City holds event to help Standing Rock protesters last till new year

Michael+Sallstrom+%28left%29+and+Maz+Karandish+perform+together+for+Santa+Barbara+Stands+with+the+Standing+Rock+Thursday%2C+Nov.+17%2C+at+Case+de+la+Raza+in+Santa+Barbara.+The+event+was+organized+by+Gabriella+Hernandez+as+a+way+to+raise+money+for+supplies+for+the+protesters.

GERARDO ZAVALA

Michael Sallstrom (left) and Maz Karandish perform together for Santa Barbara Stands with the Standing Rock Thursday, Nov. 17, at Case de la Raza in Santa Barbara. The event was organized by Gabriella Hernandez as a way to raise money for supplies for the protesters.

GERARDO ZAVALA, Channels Staff

Dozens of people flooded into Casa de la Raza Thursday evening to show their support for Standing Rock, by making donations and informing themselves through a night of discussion and music.

Santa Barbara Stands with Standing Rock was held 6-10 p.m. and filled a room with live music and started an open dialogue inspired by the water protectors protesting the Dakota Access Pipeline.

If installed, the pipeline will cross through sacred Native American burial sites, and would threaten the tribe’s drinking water sources.

“A lot of people say that the Earth is our mother and the water is her veins,” said Cristoforo Hernandez, who drove from Santa Maria to attend the event. “Water is life and that’s why I stand with Standing Rock.”

The event was hosted by former UC Santa Barbara Student Marie Bose and City College Alumnus Gabriella Hernandez.  

There was a $5 entry fee, which went toward lifesaving supplies for the water protectors such as firewood, wood stoves, first aid kits and blankets. An elixir bar was set up next to the audience, with the money going towards buying supplies to keep the water protectors protesting. The majority of the funds will be going to Honor the Earth Organization.

Ms. Hernandez, who has no relation to Cristoforo Hernandez, spent nearly two months at Standing Rock protesting the installation of the pipeline for the indigenous people.

She recounted her experience there with the private security, speaking about the lack of humanity shown for the protesters.

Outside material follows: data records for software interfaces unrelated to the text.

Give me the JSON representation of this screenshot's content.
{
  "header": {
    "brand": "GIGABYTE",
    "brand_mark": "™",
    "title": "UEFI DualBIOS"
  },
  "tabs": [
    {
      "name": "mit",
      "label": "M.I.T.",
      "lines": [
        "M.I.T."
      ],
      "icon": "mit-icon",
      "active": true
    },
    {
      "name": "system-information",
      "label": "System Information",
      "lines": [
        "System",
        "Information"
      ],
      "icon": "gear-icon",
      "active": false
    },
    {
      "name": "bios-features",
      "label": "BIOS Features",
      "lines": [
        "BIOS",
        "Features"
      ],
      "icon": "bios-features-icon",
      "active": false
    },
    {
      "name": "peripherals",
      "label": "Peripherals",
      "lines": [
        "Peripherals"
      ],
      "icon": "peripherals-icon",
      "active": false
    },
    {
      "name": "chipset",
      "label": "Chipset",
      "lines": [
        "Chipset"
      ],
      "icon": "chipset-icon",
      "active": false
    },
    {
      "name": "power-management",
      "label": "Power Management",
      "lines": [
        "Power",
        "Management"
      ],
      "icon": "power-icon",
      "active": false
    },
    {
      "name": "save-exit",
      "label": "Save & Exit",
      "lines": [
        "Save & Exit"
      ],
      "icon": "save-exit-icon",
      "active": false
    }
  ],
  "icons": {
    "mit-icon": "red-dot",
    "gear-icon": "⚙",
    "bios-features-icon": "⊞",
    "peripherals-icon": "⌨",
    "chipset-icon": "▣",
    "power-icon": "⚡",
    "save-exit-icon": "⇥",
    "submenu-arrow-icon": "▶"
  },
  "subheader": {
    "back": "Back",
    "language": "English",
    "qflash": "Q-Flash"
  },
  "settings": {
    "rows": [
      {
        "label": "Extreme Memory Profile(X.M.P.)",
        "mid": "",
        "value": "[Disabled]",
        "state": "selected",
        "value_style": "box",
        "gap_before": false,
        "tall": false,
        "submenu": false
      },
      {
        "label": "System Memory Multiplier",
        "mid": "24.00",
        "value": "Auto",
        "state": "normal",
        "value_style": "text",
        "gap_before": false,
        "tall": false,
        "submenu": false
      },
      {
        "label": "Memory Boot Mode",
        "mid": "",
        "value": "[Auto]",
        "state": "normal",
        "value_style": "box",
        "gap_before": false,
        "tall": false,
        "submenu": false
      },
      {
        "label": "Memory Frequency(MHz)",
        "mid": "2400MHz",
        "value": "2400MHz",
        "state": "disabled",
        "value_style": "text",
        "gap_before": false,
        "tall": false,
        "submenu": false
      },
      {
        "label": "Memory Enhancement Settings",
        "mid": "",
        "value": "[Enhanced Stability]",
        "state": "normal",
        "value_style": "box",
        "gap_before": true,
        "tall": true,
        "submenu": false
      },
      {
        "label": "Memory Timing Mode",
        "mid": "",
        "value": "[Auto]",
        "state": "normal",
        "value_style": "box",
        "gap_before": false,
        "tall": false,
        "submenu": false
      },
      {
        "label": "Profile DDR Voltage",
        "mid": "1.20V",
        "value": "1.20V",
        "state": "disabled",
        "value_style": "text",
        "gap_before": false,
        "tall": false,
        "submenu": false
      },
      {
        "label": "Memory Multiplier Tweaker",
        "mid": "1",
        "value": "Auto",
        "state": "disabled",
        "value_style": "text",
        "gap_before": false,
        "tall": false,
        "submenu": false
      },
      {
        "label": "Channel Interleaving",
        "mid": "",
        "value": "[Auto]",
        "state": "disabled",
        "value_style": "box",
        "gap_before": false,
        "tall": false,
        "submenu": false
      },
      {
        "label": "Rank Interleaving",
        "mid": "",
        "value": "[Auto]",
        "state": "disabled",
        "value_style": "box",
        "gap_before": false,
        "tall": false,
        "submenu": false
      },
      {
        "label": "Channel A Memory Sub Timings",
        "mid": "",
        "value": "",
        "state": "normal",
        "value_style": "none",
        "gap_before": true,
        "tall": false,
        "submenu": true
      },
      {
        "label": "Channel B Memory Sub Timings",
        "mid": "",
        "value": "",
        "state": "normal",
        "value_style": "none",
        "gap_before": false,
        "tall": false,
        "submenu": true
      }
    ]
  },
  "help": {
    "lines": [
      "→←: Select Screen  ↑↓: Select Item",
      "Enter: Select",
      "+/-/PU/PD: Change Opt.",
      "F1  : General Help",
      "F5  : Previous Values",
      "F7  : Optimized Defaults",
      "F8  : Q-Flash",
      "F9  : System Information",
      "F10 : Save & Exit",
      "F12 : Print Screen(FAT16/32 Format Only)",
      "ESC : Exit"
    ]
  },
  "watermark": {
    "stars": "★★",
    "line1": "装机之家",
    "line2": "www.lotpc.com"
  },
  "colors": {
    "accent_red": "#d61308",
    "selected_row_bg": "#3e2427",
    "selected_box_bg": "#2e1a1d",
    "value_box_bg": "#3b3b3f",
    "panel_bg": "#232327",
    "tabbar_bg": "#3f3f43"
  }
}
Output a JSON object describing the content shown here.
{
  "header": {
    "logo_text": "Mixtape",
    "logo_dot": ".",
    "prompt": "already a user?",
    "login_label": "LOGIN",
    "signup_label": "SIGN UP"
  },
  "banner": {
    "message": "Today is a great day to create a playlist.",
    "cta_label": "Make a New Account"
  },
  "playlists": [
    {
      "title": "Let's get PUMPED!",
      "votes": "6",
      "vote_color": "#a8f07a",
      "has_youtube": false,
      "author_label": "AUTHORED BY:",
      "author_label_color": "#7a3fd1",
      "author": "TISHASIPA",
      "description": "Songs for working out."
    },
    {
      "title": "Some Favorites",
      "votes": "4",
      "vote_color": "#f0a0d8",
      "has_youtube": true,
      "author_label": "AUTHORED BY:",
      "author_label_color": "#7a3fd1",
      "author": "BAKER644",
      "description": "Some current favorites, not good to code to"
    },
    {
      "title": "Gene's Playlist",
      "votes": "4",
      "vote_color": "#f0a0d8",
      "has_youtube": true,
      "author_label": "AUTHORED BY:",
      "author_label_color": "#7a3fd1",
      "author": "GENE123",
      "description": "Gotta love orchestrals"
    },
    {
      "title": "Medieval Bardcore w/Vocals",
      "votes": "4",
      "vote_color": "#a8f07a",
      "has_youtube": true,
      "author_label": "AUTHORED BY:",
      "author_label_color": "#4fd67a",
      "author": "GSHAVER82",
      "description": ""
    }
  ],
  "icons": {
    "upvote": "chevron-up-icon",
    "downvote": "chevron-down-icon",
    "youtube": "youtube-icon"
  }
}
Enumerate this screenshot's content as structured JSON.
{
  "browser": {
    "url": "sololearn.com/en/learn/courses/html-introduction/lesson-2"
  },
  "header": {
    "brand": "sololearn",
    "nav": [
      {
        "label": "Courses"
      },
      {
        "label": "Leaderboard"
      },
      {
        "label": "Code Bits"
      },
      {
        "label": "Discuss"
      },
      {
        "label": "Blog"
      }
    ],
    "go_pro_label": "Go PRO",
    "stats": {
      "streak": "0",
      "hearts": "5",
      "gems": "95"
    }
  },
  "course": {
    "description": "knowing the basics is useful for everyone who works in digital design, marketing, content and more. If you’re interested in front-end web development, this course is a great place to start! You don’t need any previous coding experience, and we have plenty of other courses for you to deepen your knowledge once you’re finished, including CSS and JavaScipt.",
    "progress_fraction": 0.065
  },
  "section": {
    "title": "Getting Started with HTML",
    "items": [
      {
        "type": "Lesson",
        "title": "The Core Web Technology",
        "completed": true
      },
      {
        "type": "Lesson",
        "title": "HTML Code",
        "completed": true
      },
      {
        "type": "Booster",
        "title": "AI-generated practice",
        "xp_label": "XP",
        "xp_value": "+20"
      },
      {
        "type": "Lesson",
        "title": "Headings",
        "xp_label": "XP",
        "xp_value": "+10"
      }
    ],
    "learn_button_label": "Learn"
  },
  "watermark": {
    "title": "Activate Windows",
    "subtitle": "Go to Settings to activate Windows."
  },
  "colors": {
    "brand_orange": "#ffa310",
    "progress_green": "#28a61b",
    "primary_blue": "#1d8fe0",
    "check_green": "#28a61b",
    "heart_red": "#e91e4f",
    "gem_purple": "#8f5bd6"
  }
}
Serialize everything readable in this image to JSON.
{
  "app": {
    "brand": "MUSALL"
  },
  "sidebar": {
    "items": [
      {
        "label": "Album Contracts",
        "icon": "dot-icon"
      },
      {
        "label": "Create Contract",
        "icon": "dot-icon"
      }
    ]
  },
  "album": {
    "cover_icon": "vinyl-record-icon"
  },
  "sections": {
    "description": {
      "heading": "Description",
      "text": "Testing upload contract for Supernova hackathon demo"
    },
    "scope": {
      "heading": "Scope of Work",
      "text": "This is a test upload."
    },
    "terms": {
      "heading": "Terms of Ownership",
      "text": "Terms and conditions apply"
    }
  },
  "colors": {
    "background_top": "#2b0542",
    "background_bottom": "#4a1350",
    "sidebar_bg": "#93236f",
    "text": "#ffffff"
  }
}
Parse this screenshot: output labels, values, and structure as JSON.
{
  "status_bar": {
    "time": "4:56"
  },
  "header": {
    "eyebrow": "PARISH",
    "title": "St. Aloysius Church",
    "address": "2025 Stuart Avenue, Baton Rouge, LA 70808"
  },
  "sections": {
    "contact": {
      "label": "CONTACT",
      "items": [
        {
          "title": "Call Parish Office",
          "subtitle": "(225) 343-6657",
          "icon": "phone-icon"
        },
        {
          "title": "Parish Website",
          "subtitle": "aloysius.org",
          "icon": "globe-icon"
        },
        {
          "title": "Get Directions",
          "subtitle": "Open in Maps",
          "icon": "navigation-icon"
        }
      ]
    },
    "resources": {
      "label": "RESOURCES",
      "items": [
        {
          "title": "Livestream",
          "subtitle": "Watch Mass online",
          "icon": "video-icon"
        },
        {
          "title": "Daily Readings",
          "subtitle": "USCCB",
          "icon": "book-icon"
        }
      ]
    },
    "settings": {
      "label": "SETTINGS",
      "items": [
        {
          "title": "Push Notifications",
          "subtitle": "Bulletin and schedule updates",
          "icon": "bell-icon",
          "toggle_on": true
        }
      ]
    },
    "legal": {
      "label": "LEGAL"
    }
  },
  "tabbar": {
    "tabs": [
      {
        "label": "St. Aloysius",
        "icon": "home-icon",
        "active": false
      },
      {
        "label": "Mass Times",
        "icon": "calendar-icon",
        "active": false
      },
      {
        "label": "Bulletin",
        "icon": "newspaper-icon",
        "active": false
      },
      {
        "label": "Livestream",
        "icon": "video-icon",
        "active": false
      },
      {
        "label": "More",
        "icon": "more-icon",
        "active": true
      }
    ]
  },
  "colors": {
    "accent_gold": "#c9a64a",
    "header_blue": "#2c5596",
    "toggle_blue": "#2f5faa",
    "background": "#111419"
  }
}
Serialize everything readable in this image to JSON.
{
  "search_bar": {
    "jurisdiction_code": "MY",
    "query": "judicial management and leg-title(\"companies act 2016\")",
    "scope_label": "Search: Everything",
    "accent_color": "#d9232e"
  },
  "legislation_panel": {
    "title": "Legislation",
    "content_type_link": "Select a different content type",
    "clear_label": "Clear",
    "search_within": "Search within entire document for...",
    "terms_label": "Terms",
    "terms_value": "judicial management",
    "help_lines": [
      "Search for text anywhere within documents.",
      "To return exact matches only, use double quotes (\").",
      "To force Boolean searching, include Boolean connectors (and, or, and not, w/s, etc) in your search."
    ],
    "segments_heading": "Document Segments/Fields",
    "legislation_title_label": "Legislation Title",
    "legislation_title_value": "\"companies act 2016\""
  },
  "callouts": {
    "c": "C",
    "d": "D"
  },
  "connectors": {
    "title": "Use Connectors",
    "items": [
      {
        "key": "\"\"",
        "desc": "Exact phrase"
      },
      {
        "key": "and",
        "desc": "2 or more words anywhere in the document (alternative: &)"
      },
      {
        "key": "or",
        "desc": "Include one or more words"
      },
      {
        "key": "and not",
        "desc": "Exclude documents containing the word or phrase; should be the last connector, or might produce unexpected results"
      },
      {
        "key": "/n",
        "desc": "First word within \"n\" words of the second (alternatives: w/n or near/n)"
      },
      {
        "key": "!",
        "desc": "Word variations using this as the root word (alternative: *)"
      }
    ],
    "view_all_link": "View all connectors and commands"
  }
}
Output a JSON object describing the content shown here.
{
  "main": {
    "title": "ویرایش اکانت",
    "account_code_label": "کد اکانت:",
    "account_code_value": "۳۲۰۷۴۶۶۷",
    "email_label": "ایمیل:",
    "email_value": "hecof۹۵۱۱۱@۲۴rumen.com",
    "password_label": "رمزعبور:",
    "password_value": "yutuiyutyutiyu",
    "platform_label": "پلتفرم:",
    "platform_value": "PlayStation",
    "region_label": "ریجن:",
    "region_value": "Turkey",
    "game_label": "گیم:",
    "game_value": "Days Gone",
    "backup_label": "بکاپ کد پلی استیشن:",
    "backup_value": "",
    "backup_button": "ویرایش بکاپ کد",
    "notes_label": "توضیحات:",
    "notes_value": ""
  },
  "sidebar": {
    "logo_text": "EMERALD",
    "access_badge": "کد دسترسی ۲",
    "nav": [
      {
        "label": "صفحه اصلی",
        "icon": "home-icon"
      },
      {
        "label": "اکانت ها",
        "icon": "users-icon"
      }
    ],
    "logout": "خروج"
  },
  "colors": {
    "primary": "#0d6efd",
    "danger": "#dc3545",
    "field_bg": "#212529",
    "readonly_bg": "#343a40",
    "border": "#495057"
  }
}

“I was standing on the road when a private security worker drove his very large truck through a crowd of over 200 people including children nearly taking out all of them,” she said. “We had to drive our cars into his car to push him off the road and as he exited his car, he had a loaded assault rifle pointed at 20 unarmed water protectors threatening to shoot the entire time.”

The man was eventually arrested but was released because of his post-traumatic stress disorder and was not charged.

“Being Mexican, I do not identify myself as Latino or Hispanic,” said City College Student Francisco Huerta. “I grasp my indigenous roots, so I stand with Standing Rock because I feel hurt as well; because they’re taking a part of me, of my land and of who we are as people from this land.”

Live performances by local musicians created a rich atmosphere with themes related to or inspired by Standing Rock.

Caitlin Gowdey performed her song, “White Privilege,” which depicts the tendency of police brutality toward minorities, rather than whites.

“It’s incredibly important for people of all races and all cultures to come together and fight for something as vital and important as water and the future of our planet,” Gowdey said. “And to show a connection between all people because this isn’t just an indigenous problem.”

If the pipeline is not completed by Jan. 1, then the pipeline could be defunded when investors can pull out, meaning that the water protectors will need to last another two months.

“I’m from Pennsylvania. [A pipeline] just broke there and I remember that river being blue when I was little and now it’s all brown,” said City College Student Avery Paradise. “We need to just stop putting money in front of the earth because we can’t eat dollars.”

A GoFundMe is set up for donations to protect Standing Rock from the pipeline.